Hecht & Bannier Rose 2017 ( $16, sample, 13%): Rose for white zinfandel drinkers. It’s a little soft, which I assume is to simulate sweetness (cherry compote?). Plus, it’s short and not especially crisp. That this bottle costs as much as it does – from a very ordinary part of France – speaks to what’s going on with rose. Not to be confused with Hecht & Bannier’s Provencal rose, about $4 or $5 more and a step up in quality. Imported by Frederick Wildman & Sons

M. Chapoutier Bila-Haut Rose 2017 ($15, sample, 12.5%): More pink wine from France’s Languedoc at a “rose is trendy” price. This vintage is a little fruiter the previous and less Provencal in style, with almost peach fruit. It’s well-made and professional, and well worth buying if you can find it at $12. Imported by Sera Wine Imports.

Bonny Doon La Bulle-Moose de Cigare 2017 ($8/375 ml can, sample, 13%): This is Randall Grahm’s always top-notch California rose — dry, tart, and fresh — in a can with added carbonation.

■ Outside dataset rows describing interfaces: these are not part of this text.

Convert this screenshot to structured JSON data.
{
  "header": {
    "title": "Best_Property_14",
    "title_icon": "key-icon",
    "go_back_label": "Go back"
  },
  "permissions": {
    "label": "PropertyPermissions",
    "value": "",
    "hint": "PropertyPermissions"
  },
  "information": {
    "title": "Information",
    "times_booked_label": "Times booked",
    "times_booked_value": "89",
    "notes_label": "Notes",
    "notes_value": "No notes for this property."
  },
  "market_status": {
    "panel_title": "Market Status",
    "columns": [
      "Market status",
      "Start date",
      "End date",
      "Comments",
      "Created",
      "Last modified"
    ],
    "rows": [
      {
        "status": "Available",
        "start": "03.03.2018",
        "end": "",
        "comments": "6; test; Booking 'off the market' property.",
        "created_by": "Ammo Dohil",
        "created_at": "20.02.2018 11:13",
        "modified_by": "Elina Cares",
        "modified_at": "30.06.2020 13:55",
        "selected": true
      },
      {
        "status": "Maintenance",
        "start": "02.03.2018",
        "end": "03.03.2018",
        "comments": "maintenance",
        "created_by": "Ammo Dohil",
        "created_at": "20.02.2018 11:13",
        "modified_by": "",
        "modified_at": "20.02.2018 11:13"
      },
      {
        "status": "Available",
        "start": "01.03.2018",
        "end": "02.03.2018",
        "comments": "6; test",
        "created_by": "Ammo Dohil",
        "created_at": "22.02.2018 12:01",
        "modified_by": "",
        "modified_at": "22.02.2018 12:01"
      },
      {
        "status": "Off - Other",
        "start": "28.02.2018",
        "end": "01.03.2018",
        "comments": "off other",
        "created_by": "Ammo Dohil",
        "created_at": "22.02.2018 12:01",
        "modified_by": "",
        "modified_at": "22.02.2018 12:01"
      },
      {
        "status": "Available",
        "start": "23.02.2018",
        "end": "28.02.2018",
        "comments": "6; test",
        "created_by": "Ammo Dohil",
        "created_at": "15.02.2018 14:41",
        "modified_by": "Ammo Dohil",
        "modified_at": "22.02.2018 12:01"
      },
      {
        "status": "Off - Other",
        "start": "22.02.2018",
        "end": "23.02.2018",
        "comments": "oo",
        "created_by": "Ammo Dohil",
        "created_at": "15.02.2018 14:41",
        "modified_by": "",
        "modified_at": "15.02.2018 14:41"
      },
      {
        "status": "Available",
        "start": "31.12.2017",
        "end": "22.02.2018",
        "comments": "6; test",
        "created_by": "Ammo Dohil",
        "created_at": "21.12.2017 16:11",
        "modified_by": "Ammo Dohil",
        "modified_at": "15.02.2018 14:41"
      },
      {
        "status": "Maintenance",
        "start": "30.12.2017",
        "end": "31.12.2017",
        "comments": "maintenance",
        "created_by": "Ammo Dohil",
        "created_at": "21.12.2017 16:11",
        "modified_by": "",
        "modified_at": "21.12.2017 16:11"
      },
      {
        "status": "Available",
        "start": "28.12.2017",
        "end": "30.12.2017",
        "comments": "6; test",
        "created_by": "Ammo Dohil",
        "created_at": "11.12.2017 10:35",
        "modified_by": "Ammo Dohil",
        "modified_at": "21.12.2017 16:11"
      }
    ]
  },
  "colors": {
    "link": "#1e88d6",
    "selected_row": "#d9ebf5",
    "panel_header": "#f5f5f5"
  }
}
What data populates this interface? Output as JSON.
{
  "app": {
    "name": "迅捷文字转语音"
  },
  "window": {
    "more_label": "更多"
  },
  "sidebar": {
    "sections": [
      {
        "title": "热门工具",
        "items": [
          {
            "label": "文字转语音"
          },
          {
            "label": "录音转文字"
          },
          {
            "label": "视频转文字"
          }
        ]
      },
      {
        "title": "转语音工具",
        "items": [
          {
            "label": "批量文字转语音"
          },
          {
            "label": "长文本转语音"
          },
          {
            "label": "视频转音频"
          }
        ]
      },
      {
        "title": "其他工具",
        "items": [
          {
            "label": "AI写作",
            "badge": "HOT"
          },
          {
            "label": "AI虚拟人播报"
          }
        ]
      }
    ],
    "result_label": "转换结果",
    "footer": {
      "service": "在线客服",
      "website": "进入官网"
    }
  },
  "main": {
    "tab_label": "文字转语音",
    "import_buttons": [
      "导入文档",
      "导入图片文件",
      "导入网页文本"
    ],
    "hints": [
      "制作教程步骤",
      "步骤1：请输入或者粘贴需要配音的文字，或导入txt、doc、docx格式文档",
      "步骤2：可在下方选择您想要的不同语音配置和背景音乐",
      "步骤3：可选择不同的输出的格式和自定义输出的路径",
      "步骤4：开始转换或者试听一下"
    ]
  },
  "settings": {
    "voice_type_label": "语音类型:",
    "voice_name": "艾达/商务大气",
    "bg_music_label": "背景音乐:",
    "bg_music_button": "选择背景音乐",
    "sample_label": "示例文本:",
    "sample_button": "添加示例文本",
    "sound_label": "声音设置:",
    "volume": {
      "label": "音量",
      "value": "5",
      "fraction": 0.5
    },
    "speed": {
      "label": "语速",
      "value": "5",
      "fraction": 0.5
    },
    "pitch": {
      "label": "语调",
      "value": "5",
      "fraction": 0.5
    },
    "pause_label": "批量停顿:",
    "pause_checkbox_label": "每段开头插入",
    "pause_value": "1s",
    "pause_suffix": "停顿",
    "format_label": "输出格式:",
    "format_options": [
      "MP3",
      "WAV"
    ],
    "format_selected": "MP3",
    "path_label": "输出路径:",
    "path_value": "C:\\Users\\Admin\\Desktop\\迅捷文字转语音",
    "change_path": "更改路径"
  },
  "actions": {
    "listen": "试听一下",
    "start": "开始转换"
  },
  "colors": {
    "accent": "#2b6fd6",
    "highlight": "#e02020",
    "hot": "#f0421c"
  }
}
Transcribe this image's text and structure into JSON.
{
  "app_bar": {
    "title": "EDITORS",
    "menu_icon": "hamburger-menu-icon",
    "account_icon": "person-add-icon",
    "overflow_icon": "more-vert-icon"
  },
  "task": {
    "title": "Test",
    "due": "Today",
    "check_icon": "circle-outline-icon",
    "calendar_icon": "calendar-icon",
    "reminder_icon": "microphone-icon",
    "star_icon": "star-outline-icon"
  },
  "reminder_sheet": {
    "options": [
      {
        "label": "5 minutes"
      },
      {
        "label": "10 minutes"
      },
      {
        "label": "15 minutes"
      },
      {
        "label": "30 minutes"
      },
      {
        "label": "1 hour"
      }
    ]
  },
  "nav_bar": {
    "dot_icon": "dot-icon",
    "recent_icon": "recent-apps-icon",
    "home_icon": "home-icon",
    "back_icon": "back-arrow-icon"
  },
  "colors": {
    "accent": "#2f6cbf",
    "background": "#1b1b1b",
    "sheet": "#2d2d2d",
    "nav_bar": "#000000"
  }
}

Call it fizzy pink with a pulltop. Enjoyable and much better than I expected, which speaks to the quality of the wine.

Memorial Day and rose 2018

Memorial day and roseCheck out these six roses — still cheap and delicious — for the blog’s 11th annual Memorial Day and rose celebration

Talk about the best kind of  tasting fatigue — I sampled close 100 roses this year for the 11th annual Memorial Day and rose post, and I’m not tired of pink wine yet.

Rose, as noted, has been resilient enough to withstand the onslaught of high alcohol, lifestyle-designed bottles, and sweet rose passed off as dry. And why not? Many of the producers who make rose the right way do it as a labor of love. As one told me this spring: “Yes, I could charge more for it. But then fewer people would drink it, and I love rose enough that I want as many people as possible to drink it.”

So enjoy this year’s rose extravaganza. My six pinks are after the jump. But you should also check out the rose category link, which lists 11 years of rose reviews. And don’t overlook the blog’s rose primer, which discusses styles, why rose is dry, how it gets its pink color, and why vintage matters. Wines older than two years — 2016, in this case — are more likely to be off, tired, or worn out. Continue reading